PROBLEM REQUIREMENTS
Go through the lines below and retype each one exactly.

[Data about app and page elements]
──────────
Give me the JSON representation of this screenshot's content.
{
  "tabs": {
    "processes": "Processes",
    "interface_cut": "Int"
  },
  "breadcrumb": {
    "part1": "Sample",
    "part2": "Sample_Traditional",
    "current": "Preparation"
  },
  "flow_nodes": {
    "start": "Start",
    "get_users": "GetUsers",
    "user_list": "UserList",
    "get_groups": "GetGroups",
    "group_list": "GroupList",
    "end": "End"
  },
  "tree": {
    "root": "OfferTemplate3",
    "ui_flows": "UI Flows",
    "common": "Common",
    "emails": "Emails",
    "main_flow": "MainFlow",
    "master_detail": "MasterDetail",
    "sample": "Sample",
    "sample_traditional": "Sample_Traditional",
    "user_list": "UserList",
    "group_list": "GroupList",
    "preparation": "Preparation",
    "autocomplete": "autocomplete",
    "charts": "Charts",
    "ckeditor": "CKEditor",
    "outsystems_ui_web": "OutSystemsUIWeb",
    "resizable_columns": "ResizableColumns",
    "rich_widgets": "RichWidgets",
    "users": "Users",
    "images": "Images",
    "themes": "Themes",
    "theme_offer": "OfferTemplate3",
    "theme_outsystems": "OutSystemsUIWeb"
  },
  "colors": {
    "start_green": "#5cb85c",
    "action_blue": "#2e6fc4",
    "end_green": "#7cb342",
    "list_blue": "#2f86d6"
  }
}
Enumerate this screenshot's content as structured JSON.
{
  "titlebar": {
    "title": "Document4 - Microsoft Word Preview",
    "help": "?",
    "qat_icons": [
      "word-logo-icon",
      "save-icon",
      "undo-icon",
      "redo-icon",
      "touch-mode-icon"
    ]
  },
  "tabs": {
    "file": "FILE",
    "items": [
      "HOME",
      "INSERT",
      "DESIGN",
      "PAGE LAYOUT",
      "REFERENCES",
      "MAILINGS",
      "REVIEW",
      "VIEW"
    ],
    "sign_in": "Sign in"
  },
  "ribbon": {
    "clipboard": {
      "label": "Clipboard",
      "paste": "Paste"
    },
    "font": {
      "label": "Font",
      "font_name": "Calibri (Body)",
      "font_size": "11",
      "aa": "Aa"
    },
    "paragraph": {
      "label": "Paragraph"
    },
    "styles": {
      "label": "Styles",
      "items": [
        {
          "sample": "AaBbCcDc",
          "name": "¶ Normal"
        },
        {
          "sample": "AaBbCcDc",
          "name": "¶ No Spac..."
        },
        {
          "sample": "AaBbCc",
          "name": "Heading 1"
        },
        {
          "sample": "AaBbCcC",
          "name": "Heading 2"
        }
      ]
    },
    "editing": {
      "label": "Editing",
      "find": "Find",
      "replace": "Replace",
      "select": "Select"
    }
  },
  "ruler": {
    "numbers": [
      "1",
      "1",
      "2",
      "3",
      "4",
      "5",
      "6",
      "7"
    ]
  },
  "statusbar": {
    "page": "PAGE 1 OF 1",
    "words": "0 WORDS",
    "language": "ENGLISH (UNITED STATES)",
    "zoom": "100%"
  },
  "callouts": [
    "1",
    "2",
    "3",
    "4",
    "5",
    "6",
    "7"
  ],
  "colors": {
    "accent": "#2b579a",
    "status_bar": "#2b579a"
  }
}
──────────
TASK RESULT
Give me the JSON representation of this screenshot's content.
{
  "tabs": {
    "processes": "Processes",
    "interface_cut": "Int"
  },
  "breadcrumb": {
    "part1": "Sample",
    "part2": "Sample_Traditional",
    "current": "Preparation"
  },
  "flow_nodes": {
    "start": "Start",
    "get_users": "GetUsers",
    "user_list": "UserList",
    "get_groups": "GetGroups",
    "group_list": "GroupList",
    "end": "End"
  },
  "tree": {
    "root": "OfferTemplate3",
    "ui_flows": "UI Flows",
    "common": "Common",
    "emails": "Emails",
    "main_flow": "MainFlow",
    "master_detail": "MasterDetail",
    "sample": "Sample",
    "sample_traditional": "Sample_Traditional",
    "user_list": "UserList",
    "group_list": "GroupList",
    "preparation": "Preparation",
    "autocomplete": "autocomplete",
    "charts": "Charts",
    "ckeditor": "CKEditor",
    "outsystems_ui_web": "OutSystemsUIWeb",
    "resizable_columns": "ResizableColumns",
    "rich_widgets": "RichWidgets",
    "users": "Users",
    "images": "Images",
    "themes": "Themes",
    "theme_offer": "OfferTemplate3",
    "theme_outsystems": "OutSystemsUIWeb"
  },
  "colors": {
    "start_green": "#5cb85c",
    "action_blue": "#2e6fc4",
    "end_green": "#7cb342",
    "list_blue": "#2f86d6"
  }
}
Enumerate this screenshot's content as structured JSON.
{
  "titlebar": {
    "title": "Document4 - Microsoft Word Preview",
    "help": "?",
    "qat_icons": [
      "word-logo-icon",
      "save-icon",
      "undo-icon",
      "redo-icon",
      "touch-mode-icon"
    ]
  },
  "tabs": {
    "file": "FILE",
    "items": [
      "HOME",
      "INSERT",
      "DESIGN",
      "PAGE LAYOUT",
      "REFERENCES",
      "MAILINGS",
      "REVIEW",
      "VIEW"
    ],
    "sign_in": "Sign in"
  },
  "ribbon": {
    "clipboard": {
      "label": "Clipboard",
      "paste": "Paste"
    },
    "font": {
      "label": "Font",
      "font_name": "Calibri (Body)",
      "font_size": "11",
      "aa": "Aa"
    },
    "paragraph": {
      "label": "Paragraph"
    },
    "styles": {
      "label": "Styles",
      "items": [
        {
          "sample": "AaBbCcDc",
          "name": "¶ Normal"
        },
        {
          "sample": "AaBbCcDc",
          "name": "¶ No Spac..."
        },
        {
          "sample": "AaBbCc",
          "name": "Heading 1"
        },
        {
          "sample": "AaBbCcC",
          "name": "Heading 2"
        }
      ]
    },
    "editing": {
      "label": "Editing",
      "find": "Find",
      "replace": "Replace",
      "select": "Select"
    }
  },
  "ruler": {
    "numbers": [
      "1",
      "1",
      "2",
      "3",
      "4",
      "5",
      "6",
      "7"
    ]
  },
  "statusbar": {
    "page": "PAGE 1 OF 1",
    "words": "0 WORDS",
    "language": "ENGLISH (UNITED STATES)",
    "zoom": "100%"
  },
  "callouts": [
    "1",
    "2",
    "3",
    "4",
    "5",
    "6",
    "7"
  ],
  "colors": {
    "accent": "#2b579a",
    "status_bar": "#2b579a"
  }
}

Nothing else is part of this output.